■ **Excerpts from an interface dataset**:
>>>
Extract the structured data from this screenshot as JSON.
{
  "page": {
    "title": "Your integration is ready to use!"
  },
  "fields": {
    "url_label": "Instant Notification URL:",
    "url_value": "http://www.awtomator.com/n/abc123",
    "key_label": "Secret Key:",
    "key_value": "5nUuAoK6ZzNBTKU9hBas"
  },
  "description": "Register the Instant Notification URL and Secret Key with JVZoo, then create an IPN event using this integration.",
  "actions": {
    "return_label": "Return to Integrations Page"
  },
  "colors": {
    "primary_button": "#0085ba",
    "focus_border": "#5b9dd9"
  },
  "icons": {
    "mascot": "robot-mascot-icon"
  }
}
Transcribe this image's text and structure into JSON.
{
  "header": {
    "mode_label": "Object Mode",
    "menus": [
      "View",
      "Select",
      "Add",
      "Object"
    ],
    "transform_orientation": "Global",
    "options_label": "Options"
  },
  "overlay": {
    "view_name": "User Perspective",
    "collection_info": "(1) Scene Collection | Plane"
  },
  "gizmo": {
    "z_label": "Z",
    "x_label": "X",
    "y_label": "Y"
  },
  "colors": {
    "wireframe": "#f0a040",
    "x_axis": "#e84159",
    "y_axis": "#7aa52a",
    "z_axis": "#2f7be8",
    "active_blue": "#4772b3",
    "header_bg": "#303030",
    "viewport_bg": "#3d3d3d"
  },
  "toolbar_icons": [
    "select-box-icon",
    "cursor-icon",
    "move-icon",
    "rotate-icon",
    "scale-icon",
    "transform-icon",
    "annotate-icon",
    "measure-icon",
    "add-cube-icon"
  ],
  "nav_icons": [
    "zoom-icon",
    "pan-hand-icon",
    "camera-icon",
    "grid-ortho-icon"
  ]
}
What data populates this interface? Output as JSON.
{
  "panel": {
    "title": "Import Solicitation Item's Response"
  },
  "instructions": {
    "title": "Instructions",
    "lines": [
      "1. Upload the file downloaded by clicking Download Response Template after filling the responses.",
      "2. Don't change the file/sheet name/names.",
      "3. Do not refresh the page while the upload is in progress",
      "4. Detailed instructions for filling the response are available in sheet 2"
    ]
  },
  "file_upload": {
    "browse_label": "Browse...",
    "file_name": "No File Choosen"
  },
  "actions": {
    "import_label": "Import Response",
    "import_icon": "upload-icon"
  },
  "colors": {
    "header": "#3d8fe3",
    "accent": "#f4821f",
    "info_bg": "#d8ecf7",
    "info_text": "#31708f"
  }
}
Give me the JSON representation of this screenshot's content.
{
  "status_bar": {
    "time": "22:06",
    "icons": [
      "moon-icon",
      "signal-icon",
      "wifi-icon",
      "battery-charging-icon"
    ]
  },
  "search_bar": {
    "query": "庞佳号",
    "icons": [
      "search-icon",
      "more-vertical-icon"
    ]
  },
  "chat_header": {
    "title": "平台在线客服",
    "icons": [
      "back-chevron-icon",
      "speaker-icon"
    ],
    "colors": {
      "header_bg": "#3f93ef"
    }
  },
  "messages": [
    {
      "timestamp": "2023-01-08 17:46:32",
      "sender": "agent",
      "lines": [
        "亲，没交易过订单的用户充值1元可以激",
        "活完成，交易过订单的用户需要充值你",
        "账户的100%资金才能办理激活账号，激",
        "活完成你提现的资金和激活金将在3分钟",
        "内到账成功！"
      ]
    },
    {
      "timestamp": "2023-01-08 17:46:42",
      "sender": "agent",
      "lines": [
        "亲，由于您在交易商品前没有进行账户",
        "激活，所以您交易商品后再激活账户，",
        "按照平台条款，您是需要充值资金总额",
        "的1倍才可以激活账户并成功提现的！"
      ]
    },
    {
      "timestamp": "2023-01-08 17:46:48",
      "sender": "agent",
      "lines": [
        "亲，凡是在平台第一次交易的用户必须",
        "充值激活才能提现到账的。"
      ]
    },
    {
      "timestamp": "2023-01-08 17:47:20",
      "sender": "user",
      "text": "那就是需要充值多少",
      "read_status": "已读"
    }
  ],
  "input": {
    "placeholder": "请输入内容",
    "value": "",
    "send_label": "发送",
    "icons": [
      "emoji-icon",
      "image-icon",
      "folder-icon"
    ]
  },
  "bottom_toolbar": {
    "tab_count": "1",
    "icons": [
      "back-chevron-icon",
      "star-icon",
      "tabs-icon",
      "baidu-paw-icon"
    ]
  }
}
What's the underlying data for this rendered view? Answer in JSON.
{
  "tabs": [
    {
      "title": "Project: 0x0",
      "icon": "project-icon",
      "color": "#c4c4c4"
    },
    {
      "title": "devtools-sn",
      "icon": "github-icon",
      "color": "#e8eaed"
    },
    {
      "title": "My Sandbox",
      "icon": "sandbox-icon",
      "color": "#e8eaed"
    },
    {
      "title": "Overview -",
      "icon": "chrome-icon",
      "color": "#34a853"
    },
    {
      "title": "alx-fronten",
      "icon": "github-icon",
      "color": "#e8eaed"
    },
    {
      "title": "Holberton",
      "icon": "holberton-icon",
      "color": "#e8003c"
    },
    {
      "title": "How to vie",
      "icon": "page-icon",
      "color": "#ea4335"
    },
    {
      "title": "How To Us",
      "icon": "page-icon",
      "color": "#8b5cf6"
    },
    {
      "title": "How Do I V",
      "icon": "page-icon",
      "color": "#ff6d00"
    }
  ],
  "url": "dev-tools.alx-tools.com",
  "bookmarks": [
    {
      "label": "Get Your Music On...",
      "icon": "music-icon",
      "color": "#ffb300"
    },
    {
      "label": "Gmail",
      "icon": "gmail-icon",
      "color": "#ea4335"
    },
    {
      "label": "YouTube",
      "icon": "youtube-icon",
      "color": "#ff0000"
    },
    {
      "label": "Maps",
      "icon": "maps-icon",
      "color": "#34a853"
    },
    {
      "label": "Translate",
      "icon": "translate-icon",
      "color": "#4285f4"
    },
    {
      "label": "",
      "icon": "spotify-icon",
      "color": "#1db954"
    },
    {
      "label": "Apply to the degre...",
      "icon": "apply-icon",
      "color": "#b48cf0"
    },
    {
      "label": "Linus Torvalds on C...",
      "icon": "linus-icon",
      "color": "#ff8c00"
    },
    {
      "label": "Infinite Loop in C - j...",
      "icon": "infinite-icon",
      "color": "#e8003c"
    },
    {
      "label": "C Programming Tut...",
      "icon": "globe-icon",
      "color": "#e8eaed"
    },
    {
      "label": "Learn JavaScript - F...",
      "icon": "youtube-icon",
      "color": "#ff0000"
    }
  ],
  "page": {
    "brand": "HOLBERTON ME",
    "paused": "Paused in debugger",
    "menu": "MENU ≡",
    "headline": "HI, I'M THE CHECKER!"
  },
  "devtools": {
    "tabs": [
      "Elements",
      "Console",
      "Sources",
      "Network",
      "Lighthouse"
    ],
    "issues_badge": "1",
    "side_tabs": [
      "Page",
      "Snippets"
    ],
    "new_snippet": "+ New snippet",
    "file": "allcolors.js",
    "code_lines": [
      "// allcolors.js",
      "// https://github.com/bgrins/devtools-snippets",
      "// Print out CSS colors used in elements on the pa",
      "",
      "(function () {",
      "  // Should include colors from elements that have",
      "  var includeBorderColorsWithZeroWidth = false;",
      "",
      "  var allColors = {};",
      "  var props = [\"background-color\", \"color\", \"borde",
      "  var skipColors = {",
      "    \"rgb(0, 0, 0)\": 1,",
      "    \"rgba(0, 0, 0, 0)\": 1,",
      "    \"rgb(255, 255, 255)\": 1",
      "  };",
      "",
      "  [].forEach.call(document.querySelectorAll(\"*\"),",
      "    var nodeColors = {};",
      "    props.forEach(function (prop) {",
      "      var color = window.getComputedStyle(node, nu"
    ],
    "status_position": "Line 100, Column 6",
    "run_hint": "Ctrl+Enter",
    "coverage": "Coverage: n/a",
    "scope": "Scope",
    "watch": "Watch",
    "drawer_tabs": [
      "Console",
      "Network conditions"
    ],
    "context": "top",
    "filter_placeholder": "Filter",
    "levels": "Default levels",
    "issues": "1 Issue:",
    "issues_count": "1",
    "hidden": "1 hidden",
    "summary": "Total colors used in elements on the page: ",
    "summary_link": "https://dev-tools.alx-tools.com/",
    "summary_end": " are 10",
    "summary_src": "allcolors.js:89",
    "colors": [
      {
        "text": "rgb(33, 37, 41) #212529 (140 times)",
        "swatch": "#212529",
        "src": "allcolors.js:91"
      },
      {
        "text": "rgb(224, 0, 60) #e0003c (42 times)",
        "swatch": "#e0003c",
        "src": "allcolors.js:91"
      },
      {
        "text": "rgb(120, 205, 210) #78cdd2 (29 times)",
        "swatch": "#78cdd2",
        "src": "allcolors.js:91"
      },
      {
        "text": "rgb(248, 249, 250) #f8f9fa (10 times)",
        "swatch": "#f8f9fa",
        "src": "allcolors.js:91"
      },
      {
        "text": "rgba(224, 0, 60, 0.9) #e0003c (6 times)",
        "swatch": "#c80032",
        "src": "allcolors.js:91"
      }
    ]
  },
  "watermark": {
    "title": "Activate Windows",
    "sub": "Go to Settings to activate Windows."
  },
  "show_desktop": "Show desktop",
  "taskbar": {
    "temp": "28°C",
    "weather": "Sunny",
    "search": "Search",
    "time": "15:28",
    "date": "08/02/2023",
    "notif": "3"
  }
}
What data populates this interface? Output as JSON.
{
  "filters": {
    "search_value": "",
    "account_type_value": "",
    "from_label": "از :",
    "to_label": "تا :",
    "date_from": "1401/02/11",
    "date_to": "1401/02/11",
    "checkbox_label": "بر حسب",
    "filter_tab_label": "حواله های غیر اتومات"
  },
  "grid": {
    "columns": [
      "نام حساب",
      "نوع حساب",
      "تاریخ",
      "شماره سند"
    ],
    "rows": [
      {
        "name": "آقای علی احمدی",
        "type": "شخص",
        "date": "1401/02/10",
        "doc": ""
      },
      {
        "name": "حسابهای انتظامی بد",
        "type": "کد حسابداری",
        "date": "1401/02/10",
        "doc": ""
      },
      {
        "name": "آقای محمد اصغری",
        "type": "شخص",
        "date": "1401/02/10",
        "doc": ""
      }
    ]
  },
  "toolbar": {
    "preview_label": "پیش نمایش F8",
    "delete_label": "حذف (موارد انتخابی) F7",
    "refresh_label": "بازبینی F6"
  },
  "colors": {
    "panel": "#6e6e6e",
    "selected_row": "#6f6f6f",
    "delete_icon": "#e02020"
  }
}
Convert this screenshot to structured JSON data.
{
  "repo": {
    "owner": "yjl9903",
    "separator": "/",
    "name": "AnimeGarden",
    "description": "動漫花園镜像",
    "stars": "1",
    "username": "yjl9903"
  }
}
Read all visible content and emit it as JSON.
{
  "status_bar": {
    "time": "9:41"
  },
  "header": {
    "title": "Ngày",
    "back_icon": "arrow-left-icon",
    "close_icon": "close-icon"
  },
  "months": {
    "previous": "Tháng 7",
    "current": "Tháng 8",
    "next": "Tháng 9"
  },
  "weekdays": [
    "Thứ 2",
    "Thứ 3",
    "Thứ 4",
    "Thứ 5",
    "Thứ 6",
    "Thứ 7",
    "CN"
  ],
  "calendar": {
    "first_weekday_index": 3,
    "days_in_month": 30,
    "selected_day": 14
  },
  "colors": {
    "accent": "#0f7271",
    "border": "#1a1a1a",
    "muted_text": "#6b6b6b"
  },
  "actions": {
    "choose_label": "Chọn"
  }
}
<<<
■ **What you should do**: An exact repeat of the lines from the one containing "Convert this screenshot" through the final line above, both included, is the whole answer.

■ **Expected answer**:
Convert this screenshot to structured JSON data.
{
  "repo": {
    "owner": "yjl9903",
    "separator": "/",
    "name": "AnimeGarden",
    "description": "動漫花園镜像",
    "stars": "1",
    "username": "yjl9903"
  }
}
Read all visible content and emit it as JSON.
{
  "status_bar": {
    "time": "9:41"
  },
  "header": {
    "title": "Ngày",
    "back_icon": "arrow-left-icon",
    "close_icon": "close-icon"
  },
  "months": {
    "previous": "Tháng 7",
    "current": "Tháng 8",
    "next": "Tháng 9"
  },
  "weekdays": [
    "Thứ 2",
    "Thứ 3",
    "Thứ 4",
    "Thứ 5",
    "Thứ 6",
    "Thứ 7",
    "CN"
  ],
  "calendar": {
    "first_weekday_index": 3,
    "days_in_month": 30,
    "selected_day": 14
  },
  "colors": {
    "accent": "#0f7271",
    "border": "#1a1a1a",
    "muted_text": "#6b6b6b"
  },
  "actions": {
    "choose_label": "Chọn"
  }
}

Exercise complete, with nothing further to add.